At ModelUN, we simulate the United Nations. A ModelUN conference is a hands-on way to learn how international relations work, how to behave as a diplomat, and – wherever you see your career path take you – a golden opportunity to learn how to be a global leader. After all, slipping into the role of a diplomat to a UN body not only requires you to put your knowledge of current affairs, international relations and the mechanics of being a diplomat into action while aiming to represent your nation’s views to your best ability. Being a MUNer also means trying to cut deals that are not only good for you, but good for the simulated international community as a whole, crafting your own network of cooperators and pulling through intrigue and competition.
Conference on Disarmament meets in Geneva. UN Photo/Jean-Marc Ferré.
In May 2013, before I finished my traineeship in Geneva, the German permanent representative to the Conference on Disarmament, Ambassador Hellmut Hoffmann, was generous enough to grant a moment out of his busy schedule for a video interview during which he shares his views on the inclusion of youth particularly in the disarmament processes at the UN. Continue reading →

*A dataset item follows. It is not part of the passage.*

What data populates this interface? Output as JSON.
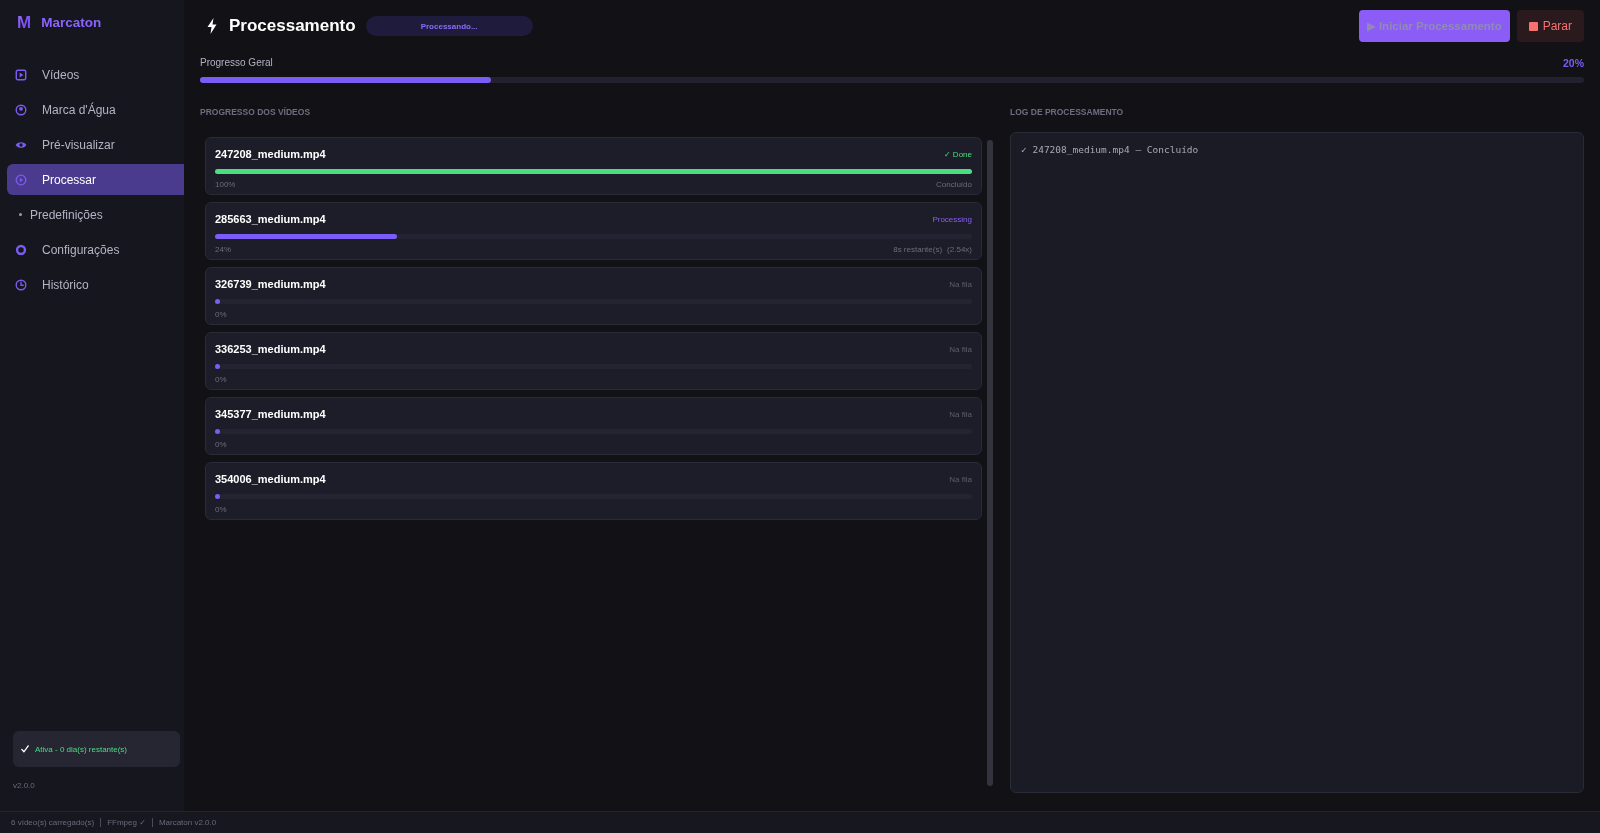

UNYANET Representatives at Palais des Nations, Geneva, in May 2013
Having followed various meetings on the field of disarmament at the UN in Geneva during the spring 2013, I was surprised by the amount of times that the youth and especially the need for fresh views at the UN were mentioned. The issue actually came up in more informal occasions but still within the official discussions of for example the Meeting of National Directors on Mine Action and a seminar on Military Spending organized by the International Peace Bureau. And even if I call the speakers vaguely by ”one speaker” or ”someone”, these people were influential personalities within Geneva disarmament context, which makes it even more impressive: These people take a moment from their super busy schedule to promote the inclusion of youth!